** Data in this exercise follows **
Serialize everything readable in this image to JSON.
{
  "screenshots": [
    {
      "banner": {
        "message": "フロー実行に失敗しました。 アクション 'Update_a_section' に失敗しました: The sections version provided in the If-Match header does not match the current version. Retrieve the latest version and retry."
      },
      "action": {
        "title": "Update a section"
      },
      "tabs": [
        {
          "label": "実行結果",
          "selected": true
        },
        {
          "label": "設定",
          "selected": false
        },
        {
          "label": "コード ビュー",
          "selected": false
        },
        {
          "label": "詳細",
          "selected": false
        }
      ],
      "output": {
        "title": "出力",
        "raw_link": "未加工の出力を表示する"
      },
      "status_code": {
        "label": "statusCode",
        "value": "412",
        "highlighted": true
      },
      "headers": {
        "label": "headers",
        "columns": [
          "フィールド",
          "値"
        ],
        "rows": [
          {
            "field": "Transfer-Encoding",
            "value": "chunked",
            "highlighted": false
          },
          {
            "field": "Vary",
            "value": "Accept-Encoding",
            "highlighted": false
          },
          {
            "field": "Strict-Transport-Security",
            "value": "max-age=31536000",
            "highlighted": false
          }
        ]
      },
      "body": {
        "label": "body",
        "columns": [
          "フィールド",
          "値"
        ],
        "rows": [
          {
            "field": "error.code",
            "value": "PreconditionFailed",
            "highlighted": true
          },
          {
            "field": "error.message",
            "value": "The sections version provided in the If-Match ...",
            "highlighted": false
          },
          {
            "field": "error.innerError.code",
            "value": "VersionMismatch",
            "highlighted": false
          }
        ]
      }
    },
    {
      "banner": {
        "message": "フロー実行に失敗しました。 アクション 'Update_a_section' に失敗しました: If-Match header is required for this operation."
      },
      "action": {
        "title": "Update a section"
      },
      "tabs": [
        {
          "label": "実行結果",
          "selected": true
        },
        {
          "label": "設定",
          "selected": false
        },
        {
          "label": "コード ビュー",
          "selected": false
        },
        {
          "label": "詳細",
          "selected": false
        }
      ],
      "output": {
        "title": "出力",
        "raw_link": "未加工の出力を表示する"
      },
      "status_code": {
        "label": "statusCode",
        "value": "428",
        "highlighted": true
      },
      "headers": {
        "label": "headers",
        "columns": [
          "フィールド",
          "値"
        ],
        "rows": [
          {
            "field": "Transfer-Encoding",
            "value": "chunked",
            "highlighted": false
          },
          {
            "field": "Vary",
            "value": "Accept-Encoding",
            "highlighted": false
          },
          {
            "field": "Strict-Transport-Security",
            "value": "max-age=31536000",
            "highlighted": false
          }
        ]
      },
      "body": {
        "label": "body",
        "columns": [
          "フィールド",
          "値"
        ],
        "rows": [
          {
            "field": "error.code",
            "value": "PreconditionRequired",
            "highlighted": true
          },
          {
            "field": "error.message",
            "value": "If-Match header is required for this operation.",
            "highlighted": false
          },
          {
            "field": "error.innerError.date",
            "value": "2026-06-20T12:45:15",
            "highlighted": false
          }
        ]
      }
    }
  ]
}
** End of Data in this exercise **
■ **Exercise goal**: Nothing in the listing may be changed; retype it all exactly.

■ **Response to this exercise**:
Serialize everything readable in this image to JSON.
{
  "screenshots": [
    {
      "banner": {
        "message": "フロー実行に失敗しました。 アクション 'Update_a_section' に失敗しました: The sections version provided in the If-Match header does not match the current version. Retrieve the latest version and retry."
      },
      "action": {
        "title": "Update a section"
      },
      "tabs": [
        {
          "label": "実行結果",
          "selected": true
        },
        {
          "label": "設定",
          "selected": false
        },
        {
          "label": "コード ビュー",
          "selected": false
        },
        {
          "label": "詳細",
          "selected": false
        }
      ],
      "output": {
        "title": "出力",
        "raw_link": "未加工の出力を表示する"
      },
      "status_code": {
        "label": "statusCode",
        "value": "412",
        "highlighted": true
      },
      "headers": {
        "label": "headers",
        "columns": [
          "フィールド",
          "値"
        ],
        "rows": [
          {
            "field": "Transfer-Encoding",
            "value": "chunked",
            "highlighted": false
          },
          {
            "field": "Vary",
            "value": "Accept-Encoding",
            "highlighted": false
          },
          {
            "field": "Strict-Transport-Security",
            "value": "max-age=31536000",
            "highlighted": false
          }
        ]
      },
      "body": {
        "label": "body",
        "columns": [
          "フィールド",
          "値"
        ],
        "rows": [
          {
            "field": "error.code",
            "value": "PreconditionFailed",
            "highlighted": true
          },
          {
            "field": "error.message",
            "value": "The sections version provided in the If-Match ...",
            "highlighted": false
          },
          {
            "field": "error.innerError.code",
            "value": "VersionMismatch",
            "highlighted": false
          }
        ]
      }
    },
    {
      "banner": {
        "message": "フロー実行に失敗しました。 アクション 'Update_a_section' に失敗しました: If-Match header is required for this operation."
      },
      "action": {
        "title": "Update a section"
      },
      "tabs": [
        {
          "label": "実行結果",
          "selected": true
        },
        {
          "label": "設定",
          "selected": false
        },
        {
          "label": "コード ビュー",
          "selected": false
        },
        {
          "label": "詳細",
          "selected": false
        }
      ],
      "output": {
        "title": "出力",
        "raw_link": "未加工の出力を表示する"
      },
      "status_code": {
        "label": "statusCode",
        "value": "428",
        "highlighted": true
      },
      "headers": {
        "label": "headers",
        "columns": [
          "フィールド",
          "値"
        ],
        "rows": [
          {
            "field": "Transfer-Encoding",
            "value": "chunked",
            "highlighted": false
          },
          {
            "field": "Vary",
            "value": "Accept-Encoding",
            "highlighted": false
          },
          {
            "field": "Strict-Transport-Security",
            "value": "max-age=31536000",
            "highlighted": false
          }
        ]
      },
      "body": {
        "label": "body",
        "columns": [
          "フィールド",
          "値"
        ],
        "rows": [
          {
            "field": "error.code",
            "value": "PreconditionRequired",
            "highlighted": true
          },
          {
            "field": "error.message",
            "value": "If-Match header is required for this operation.",
            "highlighted": false
          },
          {
            "field": "error.innerError.date",
            "value": "2026-06-20T12:45:15",
            "highlighted": false
          }
        ]
      }
    }
  ]
}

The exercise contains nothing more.